My biggest inspiration has been escaping from the world totally, forgetting about any trend, playlist, music strategy or any other process I was considering before, and just playing and tweaking my original spontaneous live samples. “We Are The Night” has been the first track I was thinking of releasing on my own but then I recognized something unique I said, “Let me send this to Renaat!” And he loved it so much pushing me to do more this way, the pure way.
The track, “We Are The Night,” is quite surreal. Walk us through your creative process for this track.
All this surrealism comes a lot from the cut of some original sounds of mine which was straight 4/4 beat. I destroyed in 3/4 like a waltz, but not everybody will notice that because all the parts blend together in a magic way. There are so many possibilities in the odd rhythms which almost never appear in today’s music while I normally feel at home with.
Part of my creative process is to play very free jam sessions which I sample later like a beat maker working on different slices of me to record over new parts again, and then make all the fine sound design adjustments.
The video that accompanies “We Are The Night” is also a mindbender. What is the ethos or idea behind the visuals of your track?
There is a time traveler spirit inside PROGedia, which is also shared by my friend Alessandro Amaducci the moviemaker of the video clip. We live in the same city and we met at the university where he teaches in the cinema department. Our city is full of spirits – no we don’t believe in ghosts, but this is the atmosphere you can feel. Even Dario Argento shot his famous horror, Profondo Rosso, here in Torino. So we can say we are not solar, seaside and bikini-looking people. Alessandro worked often with bodies, both humans such professional dancers and digital android 3D models, so we decided to fill all these bodies of spirits and make the nighttime journey begin, through edited paints from the 1800s in a well-read fairy vision.

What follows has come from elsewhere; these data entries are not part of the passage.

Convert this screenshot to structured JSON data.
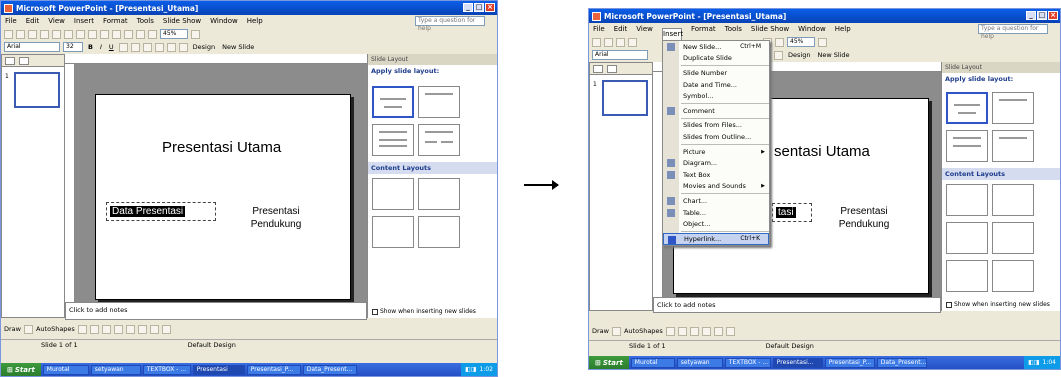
{
  "left": {
    "window_title": "Microsoft PowerPoint - [Presentasi_Utama]",
    "menu": [
      "File",
      "Edit",
      "View",
      "Insert",
      "Format",
      "Tools",
      "Slide Show",
      "Window",
      "Help"
    ],
    "ask_placeholder": "Type a question for help",
    "font_name": "Arial",
    "font_size": "32",
    "zoom": "45%",
    "design_label": "Design",
    "new_slide_label": "New Slide",
    "slide_title": "Presentasi Utama",
    "subtitle_1": "Data Presentasi",
    "subtitle_2_line1": "Presentasi",
    "subtitle_2_line2": "Pendukung",
    "notes": "Click to add notes",
    "task_title": "Slide Layout",
    "apply_label": "Apply slide layout:",
    "content_layouts": "Content Layouts",
    "show_when": "Show when inserting new slides",
    "draw_label": "Draw",
    "autoshapes_label": "AutoShapes",
    "status_slide": "Slide 1 of 1",
    "status_design": "Default Design",
    "start": "Start",
    "tasks": [
      "Murotal",
      "setyawan",
      "TEXTBOX - ...",
      "Presentasi",
      "Presentasi_P...",
      "Data_Present..."
    ],
    "clock": "1:02"
  },
  "right": {
    "window_title": "Microsoft PowerPoint - [Presentasi_Utama]",
    "menu": [
      "File",
      "Edit",
      "View",
      "Insert",
      "Format",
      "Tools",
      "Slide Show",
      "Window",
      "Help"
    ],
    "ask_placeholder": "Type a question for help",
    "font_name": "Arial",
    "zoom": "45%",
    "design_label": "Design",
    "new_slide_label": "New Slide",
    "insert_menu": [
      {
        "label": "New Slide...",
        "shortcut": "Ctrl+M",
        "icon": "new-slide-icon"
      },
      {
        "label": "Duplicate Slide",
        "shortcut": "",
        "icon": ""
      },
      {
        "label": "Slide Number",
        "shortcut": "",
        "icon": ""
      },
      {
        "label": "Date and Time...",
        "shortcut": "",
        "icon": ""
      },
      {
        "label": "Symbol...",
        "shortcut": "",
        "icon": ""
      },
      {
        "label": "Comment",
        "shortcut": "",
        "icon": "comment-icon"
      },
      {
        "label": "Slides from Files...",
        "shortcut": "",
        "icon": ""
      },
      {
        "label": "Slides from Outline...",
        "shortcut": "",
        "icon": ""
      },
      {
        "label": "Picture",
        "shortcut": "",
        "icon": "",
        "submenu": true
      },
      {
        "label": "Diagram...",
        "shortcut": "",
        "icon": "diagram-icon"
      },
      {
        "label": "Text Box",
        "shortcut": "",
        "icon": "textbox-icon"
      },
      {
        "label": "Movies and Sounds",
        "shortcut": "",
        "icon": "",
        "submenu": true
      },
      {
        "label": "Chart...",
        "shortcut": "",
        "icon": "chart-icon"
      },
      {
        "label": "Table...",
        "shortcut": "",
        "icon": "table-icon"
      },
      {
        "label": "Object...",
        "shortcut": "",
        "icon": ""
      },
      {
        "label": "Hyperlink...",
        "shortcut": "Ctrl+K",
        "icon": "hyperlink-icon",
        "highlight": true
      }
    ],
    "slide_title": "sentasi Utama",
    "subtitle_1": "tasi",
    "subtitle_2_line1": "Presentasi",
    "subtitle_2_line2": "Pendukung",
    "notes": "Click to add notes",
    "task_title": "Slide Layout",
    "apply_label": "Apply slide layout:",
    "content_layouts": "Content Layouts",
    "show_when": "Show when inserting new slides",
    "draw_label": "Draw",
    "autoshapes_label": "AutoShapes",
    "status_slide": "Slide 1 of 1",
    "status_design": "Default Design",
    "start": "Start",
    "tasks": [
      "Murotal",
      "setyawan",
      "TEXTBOX - ...",
      "Presentasi...",
      "Presentasi_P...",
      "Data_Present..."
    ],
    "clock": "1:04"
  }
}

Is there anything else you’d like to share?
What is PROGedia literally? It is a totally invented word-joke originally thought as the track’s title during the first lockdown. With this two-word combination, I was defining to myself my own story made of a progressive (literally and musically) journey where I suddenly felt like Ulysses in that nice theatrical tragedy (in Italian tragEDIA) of life.